The iTunes Store at 10: How Apple reinvented the music business
As I write this paragraph, I’m enjoying a playlist that I created from among the thousands of songs on my iPhone, and it’s no big deal. It wasn’t always so simple: Once upon a time, crafting the perfect playlist for your MP3 player felt like an epic project. You had to rip the songs from a CD onto your computer, find sources—legitimate and otherwise—for tracks you didn’t own, and then hope everything was in the right format to play on your portable device. Apple changed all that, thanks to a series of musical moves right at the dawn of the 21st century—not the least of which was the launch of the iTunes Music Store.
It was only ten years ago—on April 28, 2003—that Apple opened the iTunes Store (then called the iTunes Music Store) and changed the way we buy music. The store arrived with just 200,000 tracks; in the ensuing decade, that library has grown to more than 35 million songs, from the Beatles to Jay-Z. You can even download those tracks over your phone if you want—no computer needed. That was not possible before the iTunes Store opened.
Apple’s not fond of reminiscing, but even the company has taken note of iTunes’s anniversary. The store “revolutionized the distribution of digital content,” Peter Oppenheimer, Apple’s chief financial officer, told Wall Street analysts when announcing Apple’s quarterly earnings earlier this week. In addition to those 35 million songs, which are available in 119 countries, the store sells 60,000 movies in 109 countries, and 1.75 million books in 155 countries.
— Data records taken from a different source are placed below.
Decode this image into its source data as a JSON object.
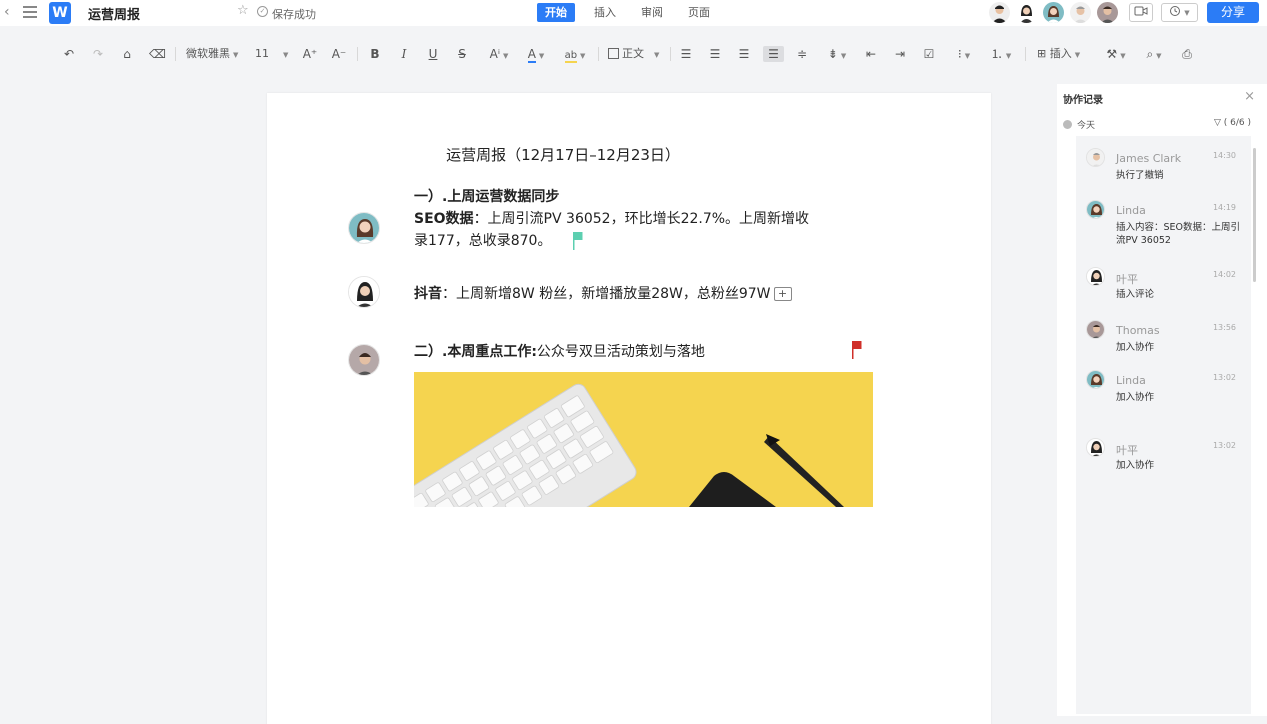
{
  "topbar": {
    "back_icon": "chevron-left-icon",
    "menu_icon": "hamburger-menu-icon",
    "logo_letter": "W",
    "doc_title": "运营周报",
    "save_status": "保存成功",
    "tabs": [
      {
        "label": "开始",
        "active": true
      },
      {
        "label": "插入",
        "active": false
      },
      {
        "label": "审阅",
        "active": false
      },
      {
        "label": "页面",
        "active": false
      }
    ],
    "share_label": "分享",
    "accent_color": "#2b7cf6"
  },
  "toolbar": {
    "font_name": "微软雅黑",
    "font_size": "11",
    "font_size_up": "A⁺",
    "font_size_down": "A⁻",
    "bold": "B",
    "italic": "I",
    "underline": "U",
    "strike": "S",
    "style_name": "正文",
    "insert_label": "插入"
  },
  "document": {
    "title": "运营周报（12月17日–12月23日）",
    "section1_heading": "一）.上周运营数据同步",
    "seo_label": "SEO数据",
    "seo_text_line1": "：上周引流PV 36052，环比增长22.7%。上周新增收",
    "seo_text_line2": "录177，总收录870。",
    "douyin_label": "抖音",
    "douyin_text": "：上周新增8W 粉丝，新增播放量28W，总粉丝97W",
    "comment_plus": "+",
    "section2_heading": "二）.本周重点工作:",
    "section2_text": "公众号双旦活动策划与落地"
  },
  "sidebar": {
    "title": "协作记录",
    "day_label": "今天",
    "filter_label": "( 6/6 )",
    "entries": [
      {
        "name": "James Clark",
        "time": "14:30",
        "text": "执行了撤销"
      },
      {
        "name": "Linda",
        "time": "14:19",
        "text": "插入内容：SEO数据：上周引流PV 36052"
      },
      {
        "name": "叶平",
        "time": "14:02",
        "text": "插入评论"
      },
      {
        "name": "Thomas",
        "time": "13:56",
        "text": "加入协作"
      },
      {
        "name": "Linda",
        "time": "13:02",
        "text": "加入协作"
      },
      {
        "name": "叶平",
        "time": "13:02",
        "text": "加入协作"
      }
    ]
  }
}
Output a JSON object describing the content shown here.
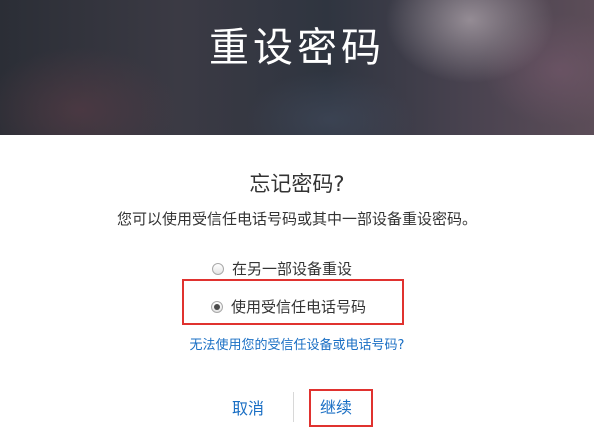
{
  "header": {
    "title": "重设密码"
  },
  "main": {
    "heading": "忘记密码?",
    "subtitle": "您可以使用受信任电话号码或其中一部设备重设密码。",
    "options": [
      {
        "label": "在另一部设备重设",
        "selected": false
      },
      {
        "label": "使用受信任电话号码",
        "selected": true
      }
    ],
    "trouble_link": "无法使用您的受信任设备或电话号码?"
  },
  "actions": {
    "cancel_label": "取消",
    "continue_label": "继续"
  },
  "colors": {
    "link": "#1a6fc4",
    "annotation_red": "#e0322f",
    "text": "#333333"
  }
}
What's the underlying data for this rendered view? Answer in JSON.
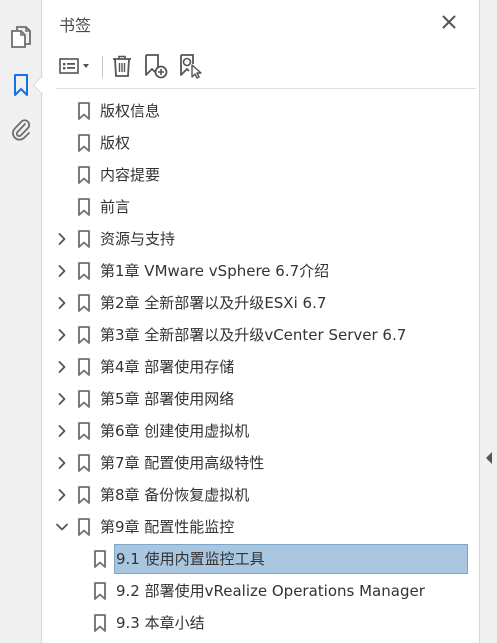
{
  "panel": {
    "title": "书签",
    "close_icon": "close-icon"
  },
  "rail": {
    "items": [
      {
        "name": "pages",
        "icon": "pages-icon"
      },
      {
        "name": "bookmarks",
        "icon": "bookmark-icon",
        "active": true
      },
      {
        "name": "attachments",
        "icon": "paperclip-icon"
      }
    ]
  },
  "toolbar": {
    "items": [
      {
        "name": "options",
        "icon": "list-options-icon"
      },
      {
        "name": "delete",
        "icon": "trash-icon"
      },
      {
        "name": "new-bookmark",
        "icon": "new-bookmark-icon"
      },
      {
        "name": "find-current",
        "icon": "find-bookmark-icon"
      }
    ]
  },
  "bookmarks": [
    {
      "label": "版权信息",
      "expandable": false,
      "level": 0
    },
    {
      "label": "版权",
      "expandable": false,
      "level": 0
    },
    {
      "label": "内容提要",
      "expandable": false,
      "level": 0
    },
    {
      "label": "前言",
      "expandable": false,
      "level": 0
    },
    {
      "label": "资源与支持",
      "expandable": true,
      "expanded": false,
      "level": 0
    },
    {
      "label": "第1章 VMware vSphere 6.7介绍",
      "expandable": true,
      "expanded": false,
      "level": 0
    },
    {
      "label": "第2章 全新部署以及升级ESXi 6.7",
      "expandable": true,
      "expanded": false,
      "level": 0
    },
    {
      "label": "第3章 全新部署以及升级vCenter Server 6.7",
      "expandable": true,
      "expanded": false,
      "level": 0
    },
    {
      "label": "第4章 部署使用存储",
      "expandable": true,
      "expanded": false,
      "level": 0
    },
    {
      "label": "第5章 部署使用网络",
      "expandable": true,
      "expanded": false,
      "level": 0
    },
    {
      "label": "第6章 创建使用虚拟机",
      "expandable": true,
      "expanded": false,
      "level": 0
    },
    {
      "label": "第7章 配置使用高级特性",
      "expandable": true,
      "expanded": false,
      "level": 0
    },
    {
      "label": "第8章 备份恢复虚拟机",
      "expandable": true,
      "expanded": false,
      "level": 0
    },
    {
      "label": "第9章 配置性能监控",
      "expandable": true,
      "expanded": true,
      "level": 0
    },
    {
      "label": "9.1 使用内置监控工具",
      "expandable": false,
      "level": 1,
      "selected": true
    },
    {
      "label": "9.2 部署使用vRealize Operations Manager",
      "expandable": false,
      "level": 1
    },
    {
      "label": "9.3 本章小结",
      "expandable": false,
      "level": 1
    }
  ],
  "colors": {
    "selected_bg": "#a9c6e0",
    "accent_blue": "#1473e6",
    "icon_gray": "#6e6e6e"
  }
}
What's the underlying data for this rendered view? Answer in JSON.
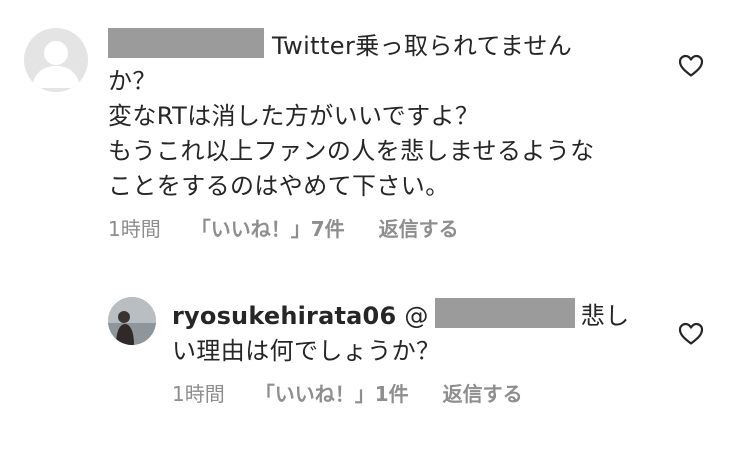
{
  "comment1": {
    "text_line1": "Twitter乗っ取られてません",
    "text_line2": "か？",
    "text_line3": "変なRTは消した方がいいですよ？",
    "text_line4": "もうこれ以上ファンの人を悲しませるような",
    "text_line5": "ことをするのはやめて下さい。",
    "time": "1時間",
    "likes": "「いいね！」7件",
    "reply_label": "返信する",
    "like_icon": "heart-outline-icon"
  },
  "comment2": {
    "username": "ryosukehirata06",
    "mention_prefix": "@",
    "text_line1_suffix": "悲し",
    "text_line2": "い理由は何でしょうか？",
    "time": "1時間",
    "likes": "「いいね！」1件",
    "reply_label": "返信する",
    "like_icon": "heart-outline-icon"
  },
  "colors": {
    "text": "#262626",
    "meta": "#8e8e8e",
    "redaction": "#9b9b9b",
    "default_avatar_bg": "#e4e4e4",
    "default_avatar_fg": "#ffffff"
  }
}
By Oppenheimer’s math, the $4 billion in quarterly billings recorded by iTunes in the most recent quarter makes it the largest digital content store in the world.
Still, the iTunes Store story begins with music. So it’s appropriate that, on the tenth anniversary of the store’s opening, we’re on the cusp of another shift in digital music, with streaming looking to replace downloads as the next listening experience. But before we think about what’s next, let’s look back at what was.
The way we were
Apple wasn’t the first company to think of selling music online. Before the iTunes Music Store hit the scene, you could subscribe to services like Rhapsody, PressPlay, and eMusic that offered a certain number of downloads a month. But most of these songs came with strings attached—limits on what you could do with that music and where you could listen to it.
As a result, many music listeners turned to other avenues for getting their hands on digital songs—namely, the peer-to-peer networks that emerged in the wake of the file-sharing service Napster. Through networks such as Kazaa and LimeWire, you could find and download almost any individual track you wanted. You didn’t have to buy an entire album or deal with digital rights management (DRM) that prevented you from listening on your MP3 player or burning it to a CD. And you didn’t even have to pay for it—which was, in almost every case, illegal.
Many start-ups tried to find the right mix of selection, ease of use, and price to entice listeners into legal digital music, says Russ Crupnick, an analyst with research firm NPD Group. Most failed. It took Apple to find the magic combination.
To put it another way, Apple may not have invented the notion of selling digital music, but it certainly made the process easier than anyone who had tried before it.
Changing the music industry’s tune
Crupnick credits Apple’s digital music ecosystem with making the difference. The company didn’t just launch a store. It built that retail effort directly into its iTunes music software and made sure that the songs you bought from iTunes worked seamlessly with the iPod.
Apple also convinced record labels to buy into some important innovations as well, including letting iTunes shoppers transfer files to more than one device and burn tracks to CDs (with some limitations, of course). Before the iTunes Music Store’s arrival, you could do those things only if you had ripped music from a CD or downloaded a track without DRM.
“Apple dragged the music industry by the scruff of its neck into the digital age,” says Mark Mulligan, music industry analyst and founder of Midia Consulting.
Digital downloads also let listeners pick and choose which songs they wanted, a dramatic change from the album-centric models we’d grown used to from records, tapes, and CDs. “iTunes enabled people to skip the filler tracks and go straight to the killer tracks,” Mulligan says.
Want to know how successful the iTunes Music Store was? Look at all the copycats it spawned. Microsoft, Virgin, Real Networks, Sony, and Walmart all started digital download services. But only iTunes worked with the iPod, and only iTunes remains relevant ten years later. Earlier this month, NPD reported that Apple still enjoys a 63 percent share of the paid music download market. (It enjoys similarly sized chunks of the market for movie and TV downloads—65 and 67 percent, respectively, NPD says.)